Friday, 14 March 2008

A woman PM is unlikely, why?

Came across this article from

A woman PM? Not likely, says panel

SINGAPORE: Despite the modern and dynamic image of Singapore, the idea of a woman authority figure leading the country may still be unacceptable to Singaporeans.

- Why is it unacceptable? There is a difference between unacceptable and impossible. Is the writer saying that its impossible due to the political climate in Singapore?

For example, Nanyang Technological University Professorial Fellow Koh Tai Ann said — at a forum on Wednesday discussing whether Singapore was "ready for a Hillary Clinton" — the espousing of traditional Asian values has contributed to a patriarchal culture. Even women, said Prof Koh, might think of authority figures as male. "I think we are more likely to see a non-Chinese PM first than a woman PM."

-Yes, I agree that we will definitely see a non-chinese PM first instead of a woman PM. However that to me still does not explains why women PM is impossible or what the first paragraph had said, unacceptable.

Panellist and MediaCorp editorial director P N Balji felt that the political system in Singapore did not allow women to rise to the top. "The head of the household is still the man," he said. "In Singapore, everything is directed and dictated by politics, so if that's the situation politically, then I don't think (a woman PM) will happen."

-But women are also contributing more to the economy now and many are holding onto higher management positions. Why is it that a female PM is still impossible or even unacceptable despite knowing that women can do as well as men? What is wrong with our political arena? Was it our education system?

At the forum, organised by the Association of Women for Action and Research (Aware), former Nominated Member of Parliament Braema Mathi credited Non-Constituency MP (NCMP) and Workers' Party chairman Sylvia Lim as an example of a woman who has taken on the challenge of entering politics.

"It's difficult to lead an opposition party in Singapore," she said, and for a woman to do so and also take on the duties of a NCMP was something that "didn't come too often for Singapore".

-Yes, I definitely take my hats off to Miss Sylvia Lim and agree that heading an opposition party is not easy and this is especially so in Singapore.

Other women politicians cited by participants include former Senior Minister of State for Education Aline Wong and Dr Seet Ai Mee, who became the first woman office holder in 1988 as the Minister of State for Community Development and Education.

Still, one audience member asked why it was that while women held leadership positions across many sectors in Singapore, politics appears to be one field where women have yet to find such acceptance — there has never been a woman Cabinet Minister and women make up just 19 per cent of the 94-member House.

Women appeared to be unwilling to come out and claim a place for themselves in politics, said writer and former Aware president Dana Lam, a panellist. "How many women are willing to go for it and take up the challenge … the will doesn't seem to be strong enough," she said.

Ms Mathi, however, argued that the issue of inspiring people to enter politics was a gender-neutral question and not a women-specific issue.

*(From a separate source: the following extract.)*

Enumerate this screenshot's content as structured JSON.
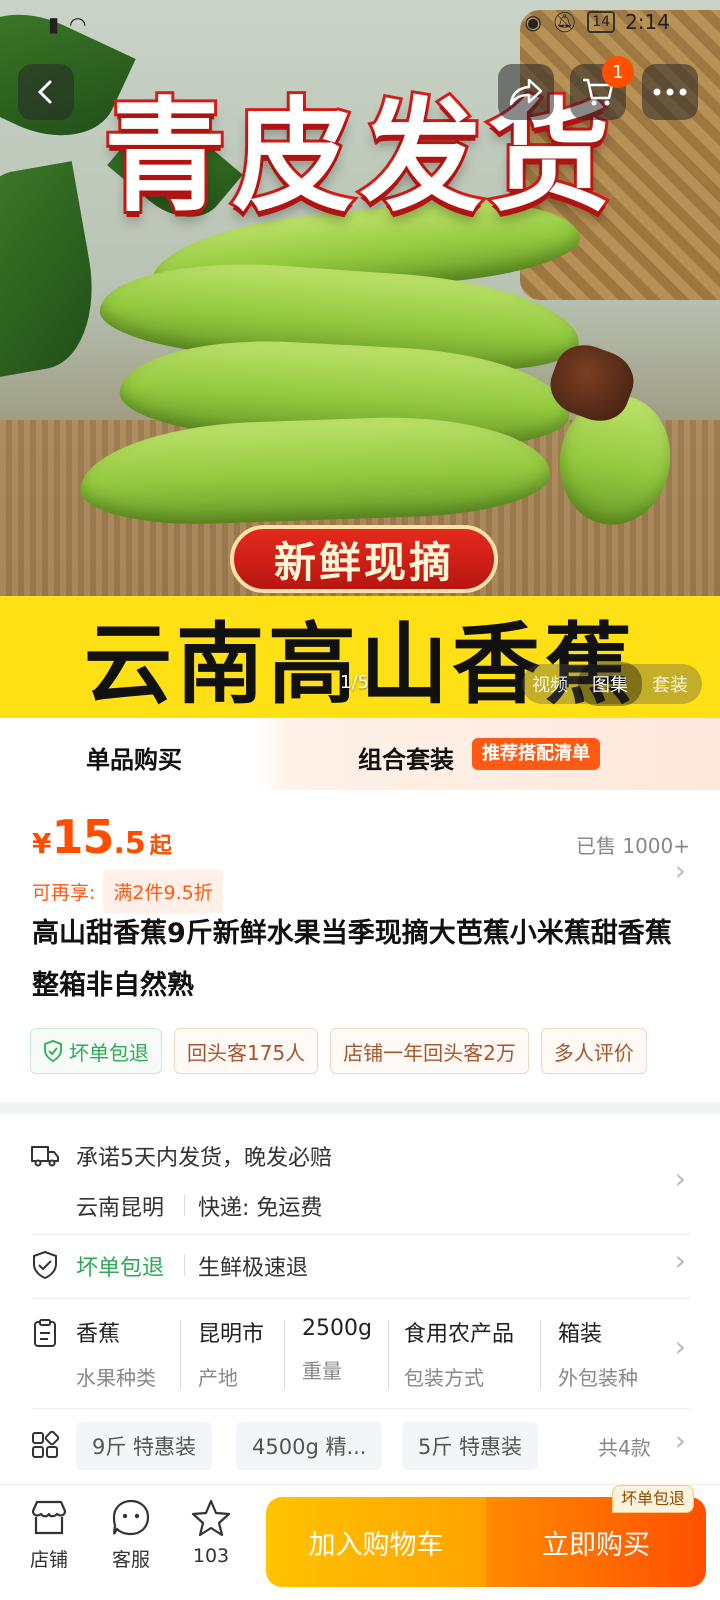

To take part in politics, one had to join a political party or form one and it was equally challenging to motivate either sex to do so, she said.

The forum kicked off Aware's The ThinkBox series, where a dialogue session will be held every other month to discuss issues of gender equality and understanding.

-Which is why in my election speech for Youth Wing Executive Council, I hope to see more women coming forward to find out more about politics. This is our country, the place you want to have your family in, the place that you want to call home.

Therefore, come on and make things right if you think that they are currently wrong! Take the first step, be curious, take part, don't think that you cannot do much. You could be the one that is going to make the change!

And if our third world neighbours can have women leaders, why can't us?

Read this too: Are we ready for a Hillary Clinton in Singapore?

And the women who had made history in politics: International Women's Day Part 1, Part 2, Part 3 and Part 4.

1 comment:

Anonymous said...

I will vote and support you if you become our first Lady PM.

Secret Supporter.

Thank you for visiting